If Christmastime is supposed to a joyous period in a person’s life, I never would have guessed after watching Noel. If ever there needed to be a film to counter all of the upbeat, happy and downright peppy films of December holiday season, this is the one. Almost all of the time we watch these characters, they’re having a terrible time on either Christmas Eve or the big day itself.

This is an ensemble film with a few main stories. I’ll list characters and situations before diving further into them. We spend more time with Rose (Susan Sarandon) than any other character. She’s alone in life, not having many friends, a significant other, or much family. Her father died and her mother has been struck by Alzheimer’s. Her mother has trouble even attempting to eat food, and Rose knows that the elderly woman doesn’t even recognize her face.

The next story involves Mike (Paul Walker) and Nina (Penélope Cruz). They’re due to be married in a week, but thanks to Mike’s constant jealousy, Nina is having second thoughts. She leaves and comes back all throughout the film, taking a taxi each time. I figure this might have been her most expensive Christmas yet. Mike’s involved in a separate story too, involving a restaurant waiter named Artie (Alan Arkin), who claims to recognize him despite Mike having never seen him before. What’s weird is that Artie even knows his favorite type of cookie. I kept wanting a cookie while watching this film, as one might have helped cheer me up.
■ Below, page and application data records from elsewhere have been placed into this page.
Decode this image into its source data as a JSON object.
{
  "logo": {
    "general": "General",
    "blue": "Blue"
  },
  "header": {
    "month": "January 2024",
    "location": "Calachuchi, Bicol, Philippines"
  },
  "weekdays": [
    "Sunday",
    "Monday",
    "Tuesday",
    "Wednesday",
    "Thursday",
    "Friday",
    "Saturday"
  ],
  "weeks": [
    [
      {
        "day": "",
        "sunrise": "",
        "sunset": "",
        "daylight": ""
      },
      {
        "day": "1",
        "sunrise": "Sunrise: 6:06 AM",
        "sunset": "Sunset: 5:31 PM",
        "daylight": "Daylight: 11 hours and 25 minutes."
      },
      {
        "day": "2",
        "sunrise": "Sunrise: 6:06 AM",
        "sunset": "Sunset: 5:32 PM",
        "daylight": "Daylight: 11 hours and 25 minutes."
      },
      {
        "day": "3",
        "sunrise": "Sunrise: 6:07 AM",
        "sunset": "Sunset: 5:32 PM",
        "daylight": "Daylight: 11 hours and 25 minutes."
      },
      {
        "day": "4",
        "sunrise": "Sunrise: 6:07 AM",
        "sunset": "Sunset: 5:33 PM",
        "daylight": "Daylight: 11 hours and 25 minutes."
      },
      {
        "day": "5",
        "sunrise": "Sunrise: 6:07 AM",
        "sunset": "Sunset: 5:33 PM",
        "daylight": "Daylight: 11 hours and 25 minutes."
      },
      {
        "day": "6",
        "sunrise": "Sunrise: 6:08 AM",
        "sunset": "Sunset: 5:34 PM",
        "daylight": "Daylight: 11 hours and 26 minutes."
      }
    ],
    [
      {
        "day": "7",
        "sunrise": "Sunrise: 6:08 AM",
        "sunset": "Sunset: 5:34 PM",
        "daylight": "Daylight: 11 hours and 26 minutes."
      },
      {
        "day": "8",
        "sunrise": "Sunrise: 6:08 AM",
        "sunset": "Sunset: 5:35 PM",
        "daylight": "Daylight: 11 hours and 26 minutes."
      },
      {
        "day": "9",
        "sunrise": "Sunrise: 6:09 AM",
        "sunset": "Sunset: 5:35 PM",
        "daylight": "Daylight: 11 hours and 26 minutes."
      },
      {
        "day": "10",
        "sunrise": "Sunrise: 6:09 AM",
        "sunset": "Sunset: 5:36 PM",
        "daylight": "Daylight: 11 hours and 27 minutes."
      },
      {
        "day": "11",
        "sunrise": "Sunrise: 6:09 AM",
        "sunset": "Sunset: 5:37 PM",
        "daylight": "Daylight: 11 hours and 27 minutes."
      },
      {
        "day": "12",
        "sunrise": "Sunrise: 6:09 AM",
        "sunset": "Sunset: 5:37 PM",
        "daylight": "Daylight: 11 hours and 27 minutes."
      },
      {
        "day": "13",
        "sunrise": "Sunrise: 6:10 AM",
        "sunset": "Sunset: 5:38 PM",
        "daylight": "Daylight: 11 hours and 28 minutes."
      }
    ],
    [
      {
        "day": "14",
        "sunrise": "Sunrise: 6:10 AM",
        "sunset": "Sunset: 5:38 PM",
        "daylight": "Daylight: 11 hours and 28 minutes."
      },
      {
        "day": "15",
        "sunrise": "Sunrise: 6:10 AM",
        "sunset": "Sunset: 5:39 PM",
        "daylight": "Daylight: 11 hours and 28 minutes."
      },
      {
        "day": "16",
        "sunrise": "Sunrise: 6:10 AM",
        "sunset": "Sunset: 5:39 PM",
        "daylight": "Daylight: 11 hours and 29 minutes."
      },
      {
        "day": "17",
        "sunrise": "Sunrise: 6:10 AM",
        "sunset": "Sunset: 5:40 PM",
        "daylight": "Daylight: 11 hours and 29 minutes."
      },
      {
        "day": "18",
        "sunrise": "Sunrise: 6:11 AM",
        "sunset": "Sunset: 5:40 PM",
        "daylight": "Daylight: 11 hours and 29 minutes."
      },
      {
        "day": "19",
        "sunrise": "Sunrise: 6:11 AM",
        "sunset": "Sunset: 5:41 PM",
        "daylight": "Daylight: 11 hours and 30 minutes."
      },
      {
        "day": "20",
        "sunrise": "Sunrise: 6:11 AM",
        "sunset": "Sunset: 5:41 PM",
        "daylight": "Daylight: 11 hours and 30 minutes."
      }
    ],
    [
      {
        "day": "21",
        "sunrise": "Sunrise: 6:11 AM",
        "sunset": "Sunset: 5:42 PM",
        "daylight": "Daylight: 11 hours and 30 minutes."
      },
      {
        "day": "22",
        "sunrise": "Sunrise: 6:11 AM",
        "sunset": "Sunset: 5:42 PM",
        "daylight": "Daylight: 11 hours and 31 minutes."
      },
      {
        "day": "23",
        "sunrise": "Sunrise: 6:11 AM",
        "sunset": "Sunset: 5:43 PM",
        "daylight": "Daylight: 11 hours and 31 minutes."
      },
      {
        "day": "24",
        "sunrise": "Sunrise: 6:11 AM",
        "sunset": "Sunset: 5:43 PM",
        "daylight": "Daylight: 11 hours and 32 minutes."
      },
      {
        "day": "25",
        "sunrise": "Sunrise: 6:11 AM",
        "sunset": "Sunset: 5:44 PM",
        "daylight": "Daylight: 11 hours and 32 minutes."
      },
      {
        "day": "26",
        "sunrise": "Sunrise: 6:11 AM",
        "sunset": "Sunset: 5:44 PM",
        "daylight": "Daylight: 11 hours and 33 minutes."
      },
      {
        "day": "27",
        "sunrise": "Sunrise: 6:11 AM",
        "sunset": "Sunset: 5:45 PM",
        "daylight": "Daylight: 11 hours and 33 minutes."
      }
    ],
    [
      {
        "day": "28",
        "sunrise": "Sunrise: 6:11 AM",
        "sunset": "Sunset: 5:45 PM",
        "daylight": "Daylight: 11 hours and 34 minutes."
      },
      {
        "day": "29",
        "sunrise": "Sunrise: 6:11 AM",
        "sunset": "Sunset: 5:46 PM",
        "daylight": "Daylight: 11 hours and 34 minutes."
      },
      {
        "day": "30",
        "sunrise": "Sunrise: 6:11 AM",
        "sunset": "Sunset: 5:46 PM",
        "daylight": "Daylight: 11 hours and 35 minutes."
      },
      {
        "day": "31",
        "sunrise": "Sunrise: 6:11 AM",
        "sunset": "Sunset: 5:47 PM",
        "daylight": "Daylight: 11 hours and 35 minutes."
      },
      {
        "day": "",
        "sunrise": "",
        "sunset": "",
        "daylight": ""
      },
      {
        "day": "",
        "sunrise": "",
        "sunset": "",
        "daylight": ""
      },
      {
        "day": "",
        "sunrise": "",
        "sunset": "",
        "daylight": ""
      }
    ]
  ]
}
There’s also a man named Jules (Marcus Thomas) who we learn had his best Christmas at the age of 14, when he had his nose broken and had to spend the night at the hospital, which was having a party. He spends most of his time either reminiscing about that night, or attempting to land in the hospital so that he can have another party.

I’ll say this right away: This is not the film for you to sit down with your family and watch during the holidays. For most of the time, it’s not a lot of fun. Emotionally involving, sure, but if you want a feel-good film for the whole family, look elsewhere. (It is only rated PG, though, so I suppose if your family enjoys having a good cry together, then maybe this is the film for you.)

The storylines don’t intertwine like one might expect from this type of film. Characters definitely pass by one another and go to the same places, but there are few interactions. The only significant one that occurs out of the people I mentioned comes from Rose and Nina, although they go out for a drink and then never see one another again. That doesn’t make the time they spend together unimportant though, as it does help advance characters by having them give one another a pep talk.

I’ve skipped over one character who appears more prominently later in the film. He shows up in one of the earliest scenes in what I originally assumed to be a cameo, but it turns out that he plays a pivotal role near the end. I’m leaving him out of my description because he chose to go uncredited, and I think I know why. If he were to be credited, it might ruin what can be called one of the major turns in the plot. I’ll let you spoil that for you if you want, but I’d recommend leaving it for you to discover for yourself if you ever plan to watch Noel.

I was a little bit taken aback by this film. I’m fine with admitting that. It was nothing like I expected it would be, especially in terms of tone and what it brought to the table. There are few happy moments in this film, even if there may be some optimism given by the ending (at least, that’s the case in some of the stories). I almost think it’s worth a second viewing going in knowing what to expect so that the initial shock of “wow, this isn’t a very happy film” is lessened.

Overall, I think it’s a well-made film that deserves a watch, even if it’ll probably have a very difficult time finding an audience. If it wasn’t set around the holiday season, and instead was just a film about the unenviable lives of some people, maybe it would have been much easier to initially accept. But setting it in a period that where you only want to feel happy and you don’t want to watch misery for 90 minutes means that a lot of people simply won’t want to watch it.

I think that’s too bad, but I completely understand it. Noel isn’t enjoyable, at least not on the level of “I’m having a good time while watching this.” The characters get some development, the dialogue generally works, the plot is kept tight and features a couple of surprises, most of the actors pull their weight — all of the makings of a good film are here. It’s just set in a period that makes it all the more difficult to watch. Who wants to be sad on Christmas or Christmas Eve?

Noel is a good film that I can’t recommend you watch. Why not? It’s not an enjoyable Christmas movie, that’s why. I don’t want you to put this in your DVD player, sit down as a family and then watch a bunch of people live depressing lives for 90 minutes during your holidays. However, if you do want that type of film, for whatever reason for watching during whatever time, then it’s a pretty good one with a well-structured plot and a good enough cast to hold it together.